Robbins will make US$1.15 million in salary in fiscal 2016, which began this week, and he could earn another $2.59 million based on performance under Cisco’s Executive Incentive Plan. Add in as much as $13 million in stock grants, and Robbins could bring in more than $16.7 million for his first year at the helm.
By contrast, Chambers got $1.1 million in salary and a smaller basic percentage bonus under the Executive Incentive Plan in fiscal 2014, according to the company’s proxy statement issued last September. Chambers was a 20-year veteran at the helm of the company and was also chairman of the board. He’s now stepped back to become executive chairman.
Cisco revealed the compensation figures in a regulatory filing on Wednesday. The disclosure comes soon after the company announced moves that might eliminate more than 800 jobs. Cisco recently shut down its Invicta flash storage business and sold off its set-top box operation.

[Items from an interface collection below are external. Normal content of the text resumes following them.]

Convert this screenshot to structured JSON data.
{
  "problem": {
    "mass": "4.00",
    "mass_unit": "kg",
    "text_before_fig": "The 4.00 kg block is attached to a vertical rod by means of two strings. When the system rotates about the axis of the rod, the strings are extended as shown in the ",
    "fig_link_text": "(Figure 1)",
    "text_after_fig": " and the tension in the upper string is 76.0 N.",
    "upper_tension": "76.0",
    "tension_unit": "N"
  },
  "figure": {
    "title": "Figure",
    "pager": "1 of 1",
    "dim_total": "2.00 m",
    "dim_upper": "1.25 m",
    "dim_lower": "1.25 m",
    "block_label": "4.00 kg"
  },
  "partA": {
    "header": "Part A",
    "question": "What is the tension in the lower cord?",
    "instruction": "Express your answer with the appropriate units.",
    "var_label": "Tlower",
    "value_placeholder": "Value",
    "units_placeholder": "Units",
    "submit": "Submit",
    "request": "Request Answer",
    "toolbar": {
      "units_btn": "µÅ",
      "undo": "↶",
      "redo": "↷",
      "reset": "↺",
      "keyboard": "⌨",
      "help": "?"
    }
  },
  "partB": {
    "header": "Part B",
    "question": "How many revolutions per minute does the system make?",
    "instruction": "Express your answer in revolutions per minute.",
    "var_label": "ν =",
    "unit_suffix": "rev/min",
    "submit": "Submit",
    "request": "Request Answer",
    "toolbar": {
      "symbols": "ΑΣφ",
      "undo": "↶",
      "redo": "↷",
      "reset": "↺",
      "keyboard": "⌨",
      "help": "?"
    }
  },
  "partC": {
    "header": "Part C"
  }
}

It’s rare for an incoming CEO of U.S. company to even match the pay of the outgoing chief, especially if the new chief was promoted from inside, as Robbins was, said Nora McCord, managing director at the Palo Alto, California, office of compensation consultancy Steven Hall & Partners. A traditional rule of thumb is for a new CEO to start at about 15 percent of the former leader’s pay and only match that figure after two or three years of getting established in the position, she said.
Companies that have to entice a new executive from another company often pay more, but Robbins has worked at Cisco for 17 years. Previously, he was senior vice president of worldwide field operations.
Robbins’s potential payout under the Executive Incentive Plan, which could be as much as 225 percent of his annual salary, is also higher than most companies offer, McCord said. A more common figure is 100 percent of salary. In fiscal 2014, Chambers had a target award of 200 percent. Total cash incentive awards at Cisco include a variety of other performance measures that can push payouts higher.
But Cisco’s generosity here may be more in line with its competitors in the red-hot tech sector. Hewlett-Packard, as close as Cisco comes to a head-to-head rival, paid CEO Meg Whitman up to 200 percent of her $1.5 million salary under an incentive plan in fiscal 2014. Indeed, Cisco says it set Chambers’s target award for 2014 at the median of its peer group of companies.
A lot is riding on Robbins as Cisco faces growing competition from software-defined networking and so-called “white box” switches and routers that could undermine its traditional core businesses. He also takes on the task of guiding Cisco into the heart of what the company calls the Internet of Everything, encompassing millions of connected devices and back-end services that take advantage of them, an opportunity the company pegs at more than $19 trillion over the next several years.
As Chambers steps down as CEO, he’ll be making less than he did before. His base salary has been cut to $1 million and he won’t be eligible for the Executive Incentive Plan for 2016. His stock grants for the year are expected to be up to $7 million.